The stops and starts from Garibaldi behind his drum kit led to the call and response from the band members as Van Wageningen’s rolling bass lines drove the song to new heights. At one point, Castillo led the audience to scream “Soul Power” before Politzer took center stage for a fantastic sax solo. This song is serious “funk gumbo” as there is so much added to the tasty mix, and the band has been doing variations on this one since it was first released, way back in 1973.

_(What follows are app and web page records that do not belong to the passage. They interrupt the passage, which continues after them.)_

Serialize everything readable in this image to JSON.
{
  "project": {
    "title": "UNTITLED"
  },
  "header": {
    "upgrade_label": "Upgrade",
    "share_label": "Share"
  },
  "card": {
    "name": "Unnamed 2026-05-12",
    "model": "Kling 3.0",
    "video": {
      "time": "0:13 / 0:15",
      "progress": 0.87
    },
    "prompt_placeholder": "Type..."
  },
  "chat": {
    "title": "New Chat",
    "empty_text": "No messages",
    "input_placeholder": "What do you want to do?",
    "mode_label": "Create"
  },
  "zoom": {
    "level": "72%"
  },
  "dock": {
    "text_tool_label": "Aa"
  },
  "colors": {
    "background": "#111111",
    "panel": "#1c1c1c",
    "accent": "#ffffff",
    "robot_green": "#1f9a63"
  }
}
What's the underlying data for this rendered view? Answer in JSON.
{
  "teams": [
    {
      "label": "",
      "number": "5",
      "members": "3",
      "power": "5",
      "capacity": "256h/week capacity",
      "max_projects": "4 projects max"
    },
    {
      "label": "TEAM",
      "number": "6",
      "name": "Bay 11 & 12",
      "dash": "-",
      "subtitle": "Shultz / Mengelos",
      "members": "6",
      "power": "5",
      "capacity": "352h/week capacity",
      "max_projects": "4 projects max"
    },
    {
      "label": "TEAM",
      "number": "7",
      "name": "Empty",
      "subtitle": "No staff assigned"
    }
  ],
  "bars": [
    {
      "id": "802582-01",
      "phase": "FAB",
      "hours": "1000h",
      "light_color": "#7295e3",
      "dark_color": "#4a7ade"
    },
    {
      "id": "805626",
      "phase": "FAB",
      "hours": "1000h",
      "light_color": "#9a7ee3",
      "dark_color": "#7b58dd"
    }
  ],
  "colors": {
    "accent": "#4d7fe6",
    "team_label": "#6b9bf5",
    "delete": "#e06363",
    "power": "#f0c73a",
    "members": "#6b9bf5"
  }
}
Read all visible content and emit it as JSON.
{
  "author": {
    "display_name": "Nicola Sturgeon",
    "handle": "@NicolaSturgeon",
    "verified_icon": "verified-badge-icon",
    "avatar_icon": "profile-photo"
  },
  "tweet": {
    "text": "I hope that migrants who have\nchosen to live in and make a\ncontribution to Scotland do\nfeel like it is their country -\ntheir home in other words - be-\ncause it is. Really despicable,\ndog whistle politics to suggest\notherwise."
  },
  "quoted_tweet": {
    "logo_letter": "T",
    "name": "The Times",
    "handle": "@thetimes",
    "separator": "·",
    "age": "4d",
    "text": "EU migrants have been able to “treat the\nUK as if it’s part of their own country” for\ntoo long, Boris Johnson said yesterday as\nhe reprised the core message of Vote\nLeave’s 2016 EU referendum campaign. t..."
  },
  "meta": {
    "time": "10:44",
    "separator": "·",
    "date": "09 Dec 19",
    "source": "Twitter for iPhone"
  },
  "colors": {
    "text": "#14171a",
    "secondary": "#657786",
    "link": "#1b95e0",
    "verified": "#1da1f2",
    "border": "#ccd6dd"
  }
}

As the band left the stage at the song’s end, most of us attempted to catch our breath, as I’m sure the band was as well. They soon returned to a thunderous applause and closed out the evening with an encore performance of what Castillo explained was “the first song I ever wrote” the wonderful soul influenced ballad “You’re Still a Young Man” a huge hit for Tower of Power from 1972’s “Bump City” recording. During the song’s lyric “Down on my knees” vocalist Jerel did just that, and sang from a kneeling position, much to the delight of the fans. The Tower of Power horns, particularly the trumpets, were on point, and provided the song’s coda, which is always a treat to hear and still gives me “goosebumps” after all these years. At the song’s end, the band bowed, and waved and Castillo wished everyone a “Happy Holiday.”
The crowd stood and applauded and made their way to the exits, grinning like a kid on Christmas morning. The ”funk” was in the hearts of all who attended, that’s for sure, and many were seen dancing their way to the parking lot. As a long-time fan of the band, I cannot wait to see them again. I will continue to plead the case to get Tower of Power inducted in the Rock and Roll Hall of Fame. I truly believe that they are long overdue. The band picks it back up and will hit the road again in 2024. My thanks to those that made it possible to attend such an enjoyable show. The band’s spirit is in me. Have a Happy Holiday and a funky New Year y’all!